[Records excerpted from a collection]
--- START ---

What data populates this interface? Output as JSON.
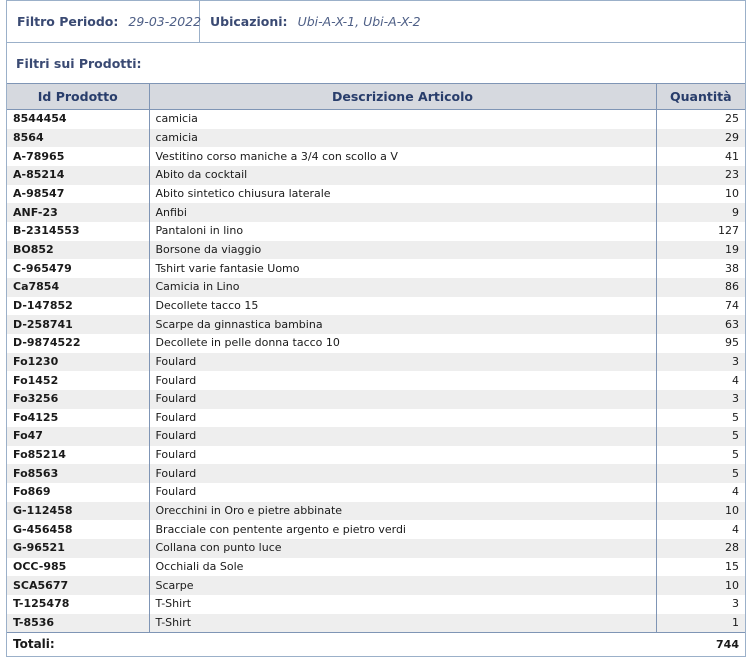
{
  "filters": {
    "period_label": "Filtro Periodo:",
    "period_value": "29-03-2022",
    "locations_label": "Ubicazioni:",
    "locations_value": "Ubi-A-X-1, Ubi-A-X-2",
    "products_label": "Filtri sui Prodotti:"
  },
  "table": {
    "headers": {
      "id": "Id Prodotto",
      "description": "Descrizione Articolo",
      "quantity": "Quantità"
    },
    "rows": [
      {
        "id": "8544454",
        "description": "camicia",
        "quantity": "25"
      },
      {
        "id": "8564",
        "description": "camicia",
        "quantity": "29"
      },
      {
        "id": "A-78965",
        "description": "Vestitino corso maniche a 3/4 con scollo a V",
        "quantity": "41"
      },
      {
        "id": "A-85214",
        "description": "Abito da cocktail",
        "quantity": "23"
      },
      {
        "id": "A-98547",
        "description": "Abito sintetico chiusura laterale",
        "quantity": "10"
      },
      {
        "id": "ANF-23",
        "description": "Anfibi",
        "quantity": "9"
      },
      {
        "id": "B-2314553",
        "description": "Pantaloni in lino",
        "quantity": "127"
      },
      {
        "id": "BO852",
        "description": "Borsone da viaggio",
        "quantity": "19"
      },
      {
        "id": "C-965479",
        "description": "Tshirt varie fantasie Uomo",
        "quantity": "38"
      },
      {
        "id": "Ca7854",
        "description": "Camicia in Lino",
        "quantity": "86"
      },
      {
        "id": "D-147852",
        "description": "Decollete tacco 15",
        "quantity": "74"
      },
      {
        "id": "D-258741",
        "description": "Scarpe da ginnastica bambina",
        "quantity": "63"
      },
      {
        "id": "D-9874522",
        "description": "Decollete in pelle donna tacco 10",
        "quantity": "95"
      },
      {
        "id": "Fo1230",
        "description": "Foulard",
        "quantity": "3"
      },
      {
        "id": "Fo1452",
        "description": "Foulard",
        "quantity": "4"
      },
      {
        "id": "Fo3256",
        "description": "Foulard",
        "quantity": "3"
      },
      {
        "id": "Fo4125",
        "description": "Foulard",
        "quantity": "5"
      },
      {
        "id": "Fo47",
        "description": "Foulard",
        "quantity": "5"
      },
      {
        "id": "Fo85214",
        "description": "Foulard",
        "quantity": "5"
      },
      {
        "id": "Fo8563",
        "description": "Foulard",
        "quantity": "5"
      },
      {
        "id": "Fo869",
        "description": "Foulard",
        "quantity": "4"
      },
      {
        "id": "G-112458",
        "description": "Orecchini in Oro e pietre abbinate",
        "quantity": "10"
      },
      {
        "id": "G-456458",
        "description": "Bracciale con pentente argento e pietro verdi",
        "quantity": "4"
      },
      {
        "id": "G-96521",
        "description": "Collana con punto luce",
        "quantity": "28"
      },
      {
        "id": "OCC-985",
        "description": "Occhiali da Sole",
        "quantity": "15"
      },
      {
        "id": "SCA5677",
        "description": "Scarpe",
        "quantity": "10"
      },
      {
        "id": "T-125478",
        "description": "T-Shirt",
        "quantity": "3"
      },
      {
        "id": "T-8536",
        "description": "T-Shirt",
        "quantity": "1"
      }
    ],
    "totals_label": "Totali:",
    "totals_value": "744"
  }
}
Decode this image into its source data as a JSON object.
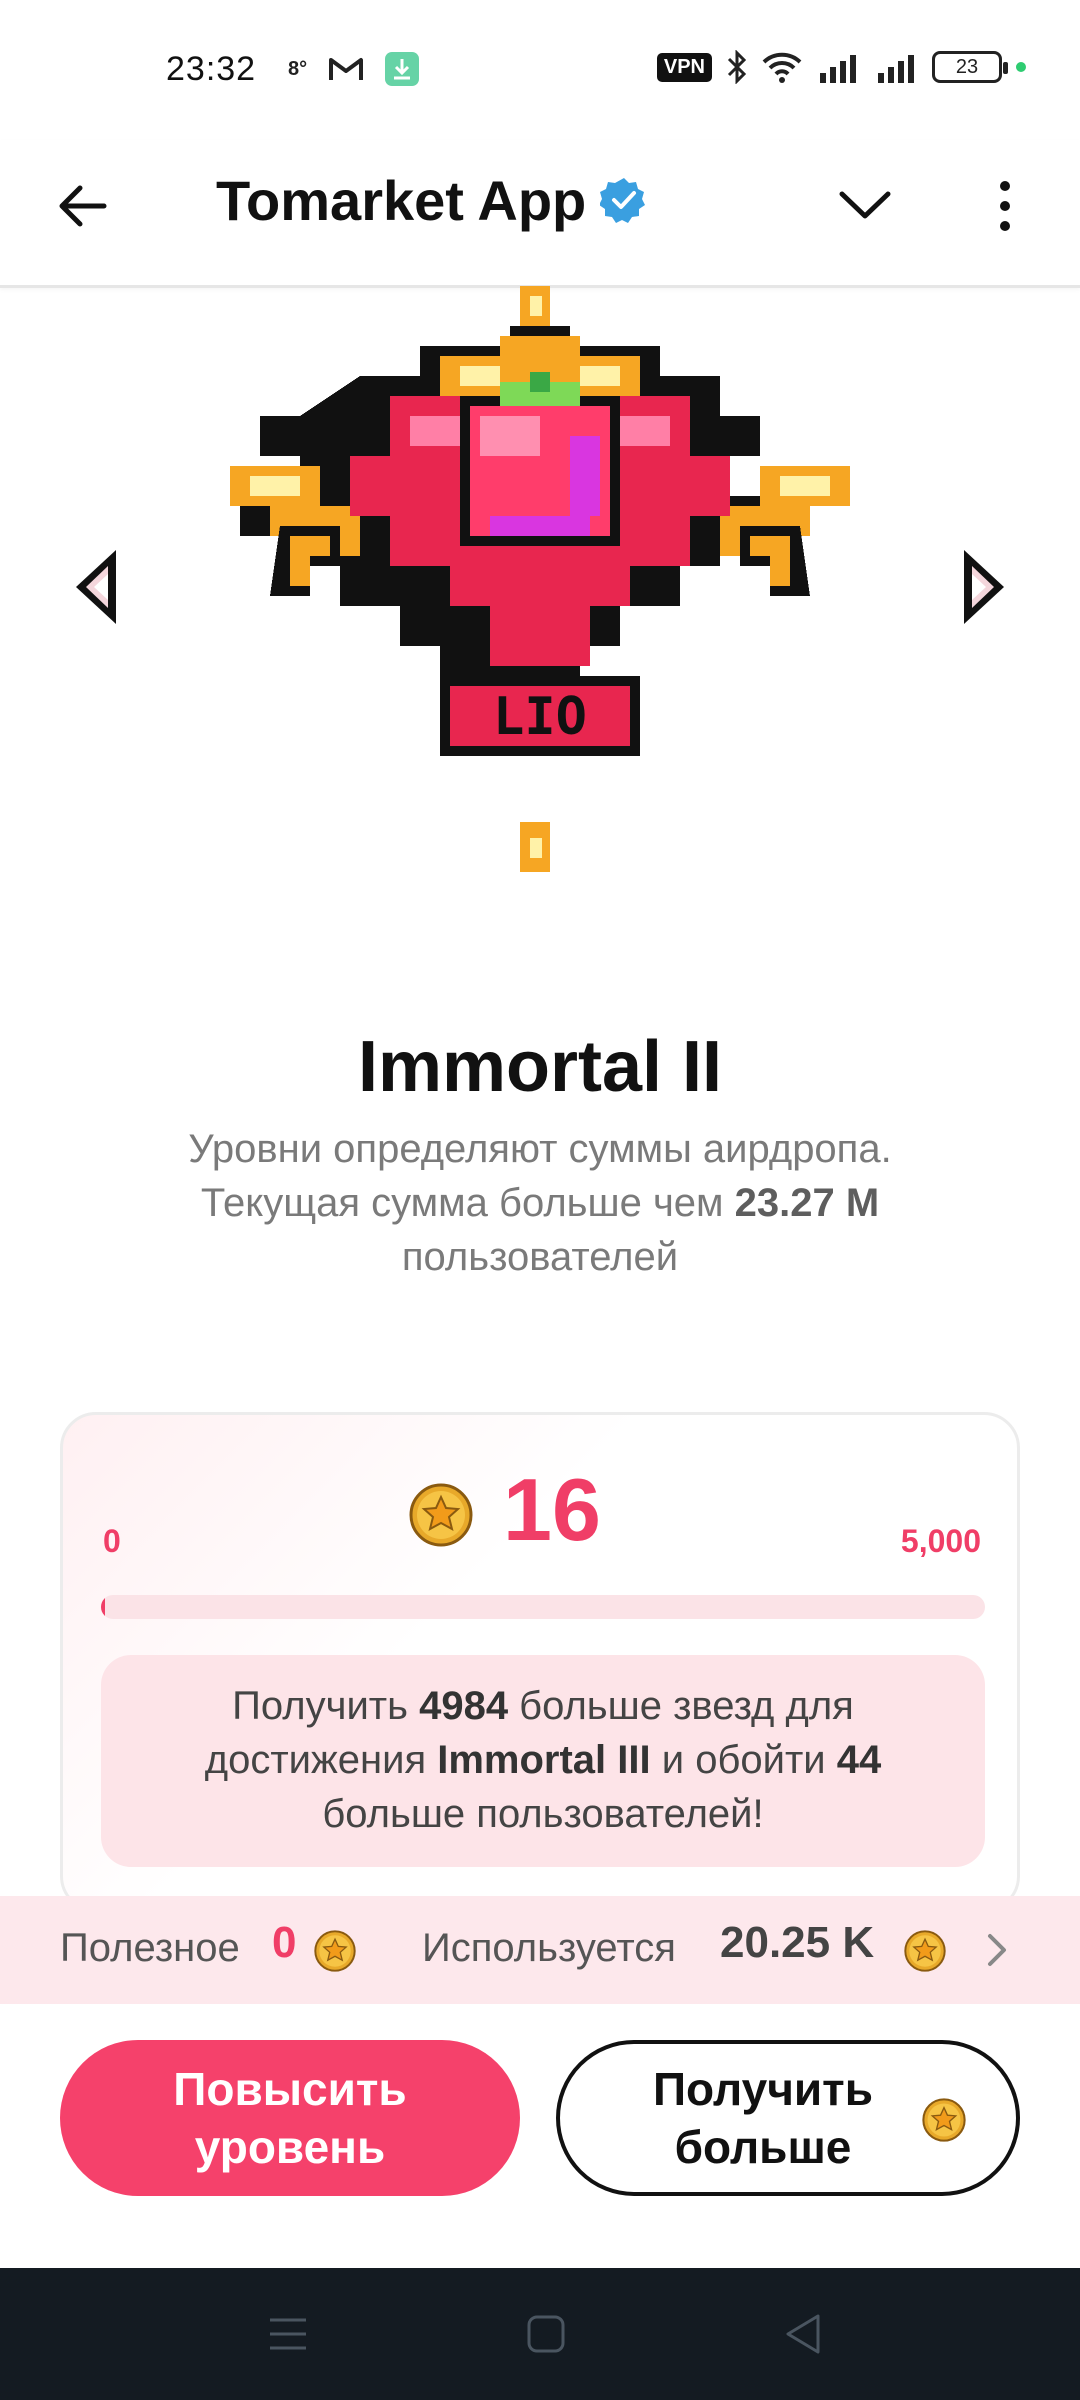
{
  "status_bar": {
    "time": "23:32",
    "temp": "8°",
    "vpn": "VPN",
    "battery": "23"
  },
  "header": {
    "title": "Tomarket App"
  },
  "rank": {
    "title": "Immortal II",
    "desc_line1": "Уровни определяют суммы аирдропа.",
    "desc_line2_prefix": "Текущая сумма больше чем ",
    "desc_line2_value": "23.27 M",
    "desc_line2_suffix": " пользователей",
    "badge_label": "LIO"
  },
  "progress": {
    "stars": "16",
    "min": "0",
    "max": "5,000",
    "fraction": 0.0032,
    "msg_part1": "Получить ",
    "msg_stars": "4984",
    "msg_part2": " больше звезд для достижения ",
    "msg_rank": "Immortal III",
    "msg_part3": " и обойти ",
    "msg_users": "44",
    "msg_part4": " больше пользователей!"
  },
  "info": {
    "useful_label": "Полезное",
    "useful_value": "0",
    "used_label": "Используется",
    "used_value": "20.25 K"
  },
  "buttons": {
    "upgrade": "Повысить уровень",
    "get_more": "Получить больше"
  },
  "colors": {
    "accent": "#f03e67",
    "button_primary": "#f5416b",
    "nav_bg": "#141b22"
  }
}
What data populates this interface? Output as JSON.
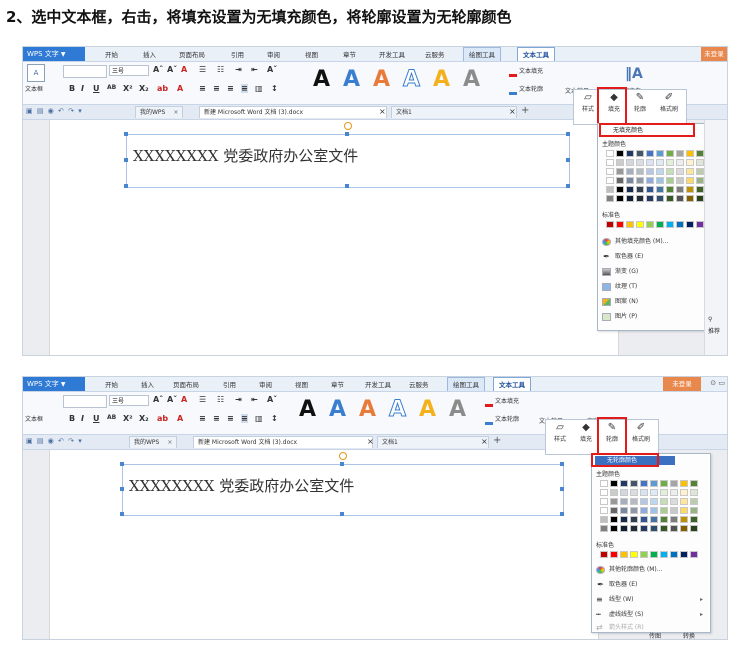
{
  "heading": "2、选中文本框，右击，将填充设置为无填充颜色，将轮廓设置为无轮廓颜色",
  "app": {
    "logo": "WPS 文字",
    "menu_tabs": [
      "开始",
      "插入",
      "页面布局",
      "引用",
      "审阅",
      "视图",
      "章节",
      "开发工具",
      "云服务",
      "绘图工具",
      "文本工具"
    ],
    "login_label": "未登录"
  },
  "toolbar": {
    "textbox_label": "文本框",
    "font_size": "三号",
    "text_fill": "文本填充",
    "text_outline": "文本轮廓",
    "text_effect": "文本效果",
    "text_direction": "文字方向"
  },
  "doc_tabs": {
    "mywps": "我的WPS",
    "main_doc": "新建 Microsoft Word 文档 (3).docx",
    "doc1": "文档1"
  },
  "document": {
    "textbox_content": "XXXXXXXX 党委政府办公室文件"
  },
  "mini_toolbar": {
    "style": "样式",
    "fill": "填充",
    "outline": "轮廓",
    "format_painter": "格式刷"
  },
  "fill_menu": {
    "first": "无填充颜色",
    "theme_colors": "主题颜色",
    "standard_colors": "标准色",
    "items": [
      "其他填充颜色 (M)...",
      "取色器 (E)",
      "渐变 (G)",
      "纹理 (T)",
      "图案 (N)",
      "图片 (P)"
    ]
  },
  "outline_menu": {
    "first": "无轮廓颜色",
    "theme_colors": "主题颜色",
    "standard_colors": "标准色",
    "items": [
      "其他轮廓颜色 (M)...",
      "取色器 (E)",
      "线型 (W)",
      "虚线线型 (S)",
      "箭头样式 (R)"
    ]
  },
  "side_panel": {
    "recommend": "推荐",
    "convert": "转换",
    "layout": "传图"
  },
  "colors": {
    "theme_row": [
      "#ffffff",
      "#000000",
      "#1f3864",
      "#44546a",
      "#4472c4",
      "#5b9bd5",
      "#70ad47",
      "#a5a5a5",
      "#ffc000",
      "#548235"
    ],
    "standard_row": [
      "#c00000",
      "#ff0000",
      "#ffc000",
      "#ffff00",
      "#92d050",
      "#00b050",
      "#00b0f0",
      "#0070c0",
      "#002060",
      "#7030a0"
    ],
    "accent_red": "#e21b1b",
    "wps_blue": "#2f7ad4"
  }
}
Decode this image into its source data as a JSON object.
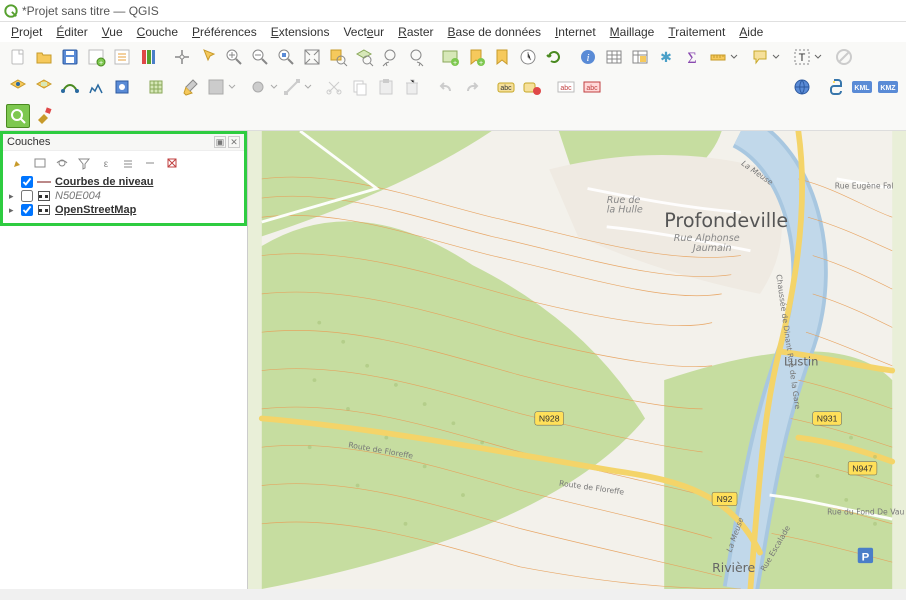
{
  "window": {
    "title": "*Projet sans titre — QGIS"
  },
  "menu": {
    "items": [
      "Projet",
      "Éditer",
      "Vue",
      "Couche",
      "Préférences",
      "Extensions",
      "Vecteur",
      "Raster",
      "Base de données",
      "Internet",
      "Maillage",
      "Traitement",
      "Aide"
    ]
  },
  "layers_panel": {
    "title": "Couches",
    "layers": [
      {
        "checked": true,
        "expandable": false,
        "name": "Courbes de niveau",
        "style": "bold",
        "swatch": "line"
      },
      {
        "checked": false,
        "expandable": true,
        "name": "N50E004",
        "style": "italic",
        "swatch": "checker"
      },
      {
        "checked": true,
        "expandable": true,
        "name": "OpenStreetMap",
        "style": "bold",
        "swatch": "checker"
      }
    ]
  },
  "map": {
    "places": {
      "profondeville": "Profondeville",
      "lustin": "Lustin",
      "riviere": "Rivière"
    },
    "streets": {
      "hulle": "Rue de la Hulle",
      "alphonse": "Rue Alphonse Jaumain",
      "eugene": "Rue Eugène Fal",
      "gare": "Chaussée de Dinant Rue de la Gare",
      "floreffe1": "Route de Floreffe",
      "floreffe2": "Route de Floreffe",
      "fonddevau": "Rue du Fond De Vau",
      "escalade": "Rue Escalade",
      "meuse": "La Meuse",
      "meuse2": "La Meuse"
    },
    "shields": {
      "n928": "N928",
      "n92": "N92",
      "n931": "N931",
      "n947": "N947"
    },
    "parking": "P"
  },
  "toolbar_icons": {
    "row1": [
      "new-project",
      "open-project",
      "save-project",
      "save-as",
      "print-layout",
      "style-manager",
      "sep",
      "pan",
      "pan-selection",
      "zoom-in",
      "zoom-out",
      "zoom-native",
      "zoom-full",
      "zoom-selection",
      "zoom-layer",
      "zoom-last",
      "zoom-next",
      "sep",
      "new-map",
      "new-bookmark",
      "bookmark",
      "temporal",
      "refresh",
      "sep",
      "identify",
      "open-table",
      "field-calc",
      "statistics",
      "sigma",
      "measure",
      "sep",
      "tip",
      "sep",
      "label",
      "sep",
      "no-action"
    ],
    "row2": [
      "add-vector",
      "add-raster",
      "add-virtual",
      "add-wms",
      "add-csv",
      "sep",
      "add-spatialite",
      "sep",
      "edit-toggle",
      "save-edits",
      "sep",
      "add-feature",
      "vertex-tool",
      "sep",
      "cut",
      "copy",
      "paste",
      "delete",
      "sep",
      "undo",
      "redo",
      "sep",
      "abc-annotation",
      "labeling",
      "sep",
      "abc-box",
      "abc-diag",
      "sep",
      "sep",
      "sep",
      "sep",
      "sep",
      "sep",
      "sep",
      "globe",
      "sep",
      "python",
      "kml",
      "kmz"
    ],
    "row3": [
      "quick-search",
      "processing-toolbox"
    ]
  }
}
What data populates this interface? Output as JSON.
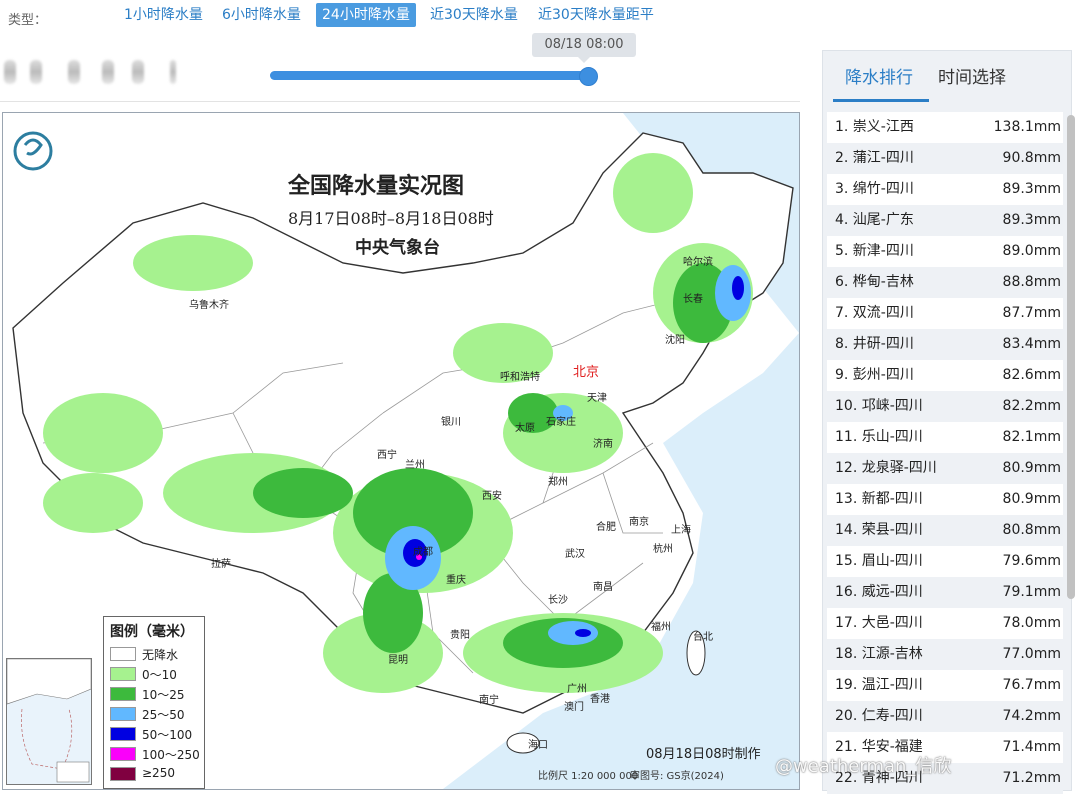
{
  "type_bar": {
    "label": "类型：",
    "tabs": [
      {
        "label": "1小时降水量",
        "active": false
      },
      {
        "label": "6小时降水量",
        "active": false
      },
      {
        "label": "24小时降水量",
        "active": true
      },
      {
        "label": "近30天降水量",
        "active": false
      },
      {
        "label": "近30天降水量距平",
        "active": false
      }
    ]
  },
  "time": {
    "tooltip": "08/18 08:00",
    "slider_position": 1.0
  },
  "map": {
    "title": "全国降水量实况图",
    "subtitle": "8月17日08时–8月18日08时",
    "org": "中央气象台",
    "cities": {
      "urumqi": "乌鲁木齐",
      "harbin": "哈尔滨",
      "changchun": "长春",
      "shenyang": "沈阳",
      "hohhot": "呼和浩特",
      "beijing": "北京",
      "tianjin": "天津",
      "shijiazhuang": "石家庄",
      "taiyuan": "太原",
      "jinan": "济南",
      "yinchuan": "银川",
      "xining": "西宁",
      "lanzhou": "兰州",
      "xian": "西安",
      "zhengzhou": "郑州",
      "hefei": "合肥",
      "nanjing": "南京",
      "shanghai": "上海",
      "wuhan": "武汉",
      "hangzhou": "杭州",
      "lhasa": "拉萨",
      "chengdu": "成都",
      "chongqing": "重庆",
      "changsha": "长沙",
      "nanchang": "南昌",
      "fuzhou": "福州",
      "taibei": "台北",
      "guiyang": "贵阳",
      "kunming": "昆明",
      "nanning": "南宁",
      "guangzhou": "广州",
      "hongkong": "香港",
      "macau": "澳门",
      "haikou": "海口"
    },
    "legend": {
      "title": "图例（毫米）",
      "items": [
        {
          "label": "无降水",
          "color": "#ffffff"
        },
        {
          "label": "0～10",
          "color": "#a6f28f"
        },
        {
          "label": "10～25",
          "color": "#3dba3d"
        },
        {
          "label": "25～50",
          "color": "#61b8ff"
        },
        {
          "label": "50～100",
          "color": "#0000e1"
        },
        {
          "label": "100～250",
          "color": "#fa00fa"
        },
        {
          "label": "≥250",
          "color": "#800040"
        }
      ]
    },
    "made_time": "08月18日08时制作",
    "scale_text": "比例尺 1:20 000 000",
    "review_no": "审图号: GS京(2024)"
  },
  "panel": {
    "tabs": [
      "降水排行",
      "时间选择"
    ],
    "active_tab": 0,
    "ranking": [
      {
        "name": "1. 崇义-江西",
        "value": "138.1mm"
      },
      {
        "name": "2. 蒲江-四川",
        "value": "90.8mm"
      },
      {
        "name": "3. 绵竹-四川",
        "value": "89.3mm"
      },
      {
        "name": "4. 汕尾-广东",
        "value": "89.3mm"
      },
      {
        "name": "5. 新津-四川",
        "value": "89.0mm"
      },
      {
        "name": "6. 桦甸-吉林",
        "value": "88.8mm"
      },
      {
        "name": "7. 双流-四川",
        "value": "87.7mm"
      },
      {
        "name": "8. 井研-四川",
        "value": "83.4mm"
      },
      {
        "name": "9. 彭州-四川",
        "value": "82.6mm"
      },
      {
        "name": "10. 邛崃-四川",
        "value": "82.2mm"
      },
      {
        "name": "11. 乐山-四川",
        "value": "82.1mm"
      },
      {
        "name": "12. 龙泉驿-四川",
        "value": "80.9mm"
      },
      {
        "name": "13. 新都-四川",
        "value": "80.9mm"
      },
      {
        "name": "14. 荣县-四川",
        "value": "80.8mm"
      },
      {
        "name": "15. 眉山-四川",
        "value": "79.6mm"
      },
      {
        "name": "16. 威远-四川",
        "value": "79.1mm"
      },
      {
        "name": "17. 大邑-四川",
        "value": "78.0mm"
      },
      {
        "name": "18. 江源-吉林",
        "value": "77.0mm"
      },
      {
        "name": "19. 温江-四川",
        "value": "76.7mm"
      },
      {
        "name": "20. 仁寿-四川",
        "value": "74.2mm"
      },
      {
        "name": "21. 华安-福建",
        "value": "71.4mm"
      },
      {
        "name": "22. 青神-四川",
        "value": "71.2mm"
      }
    ]
  },
  "watermark": "@weatherman_信欣"
}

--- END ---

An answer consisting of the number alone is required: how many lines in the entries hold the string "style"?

5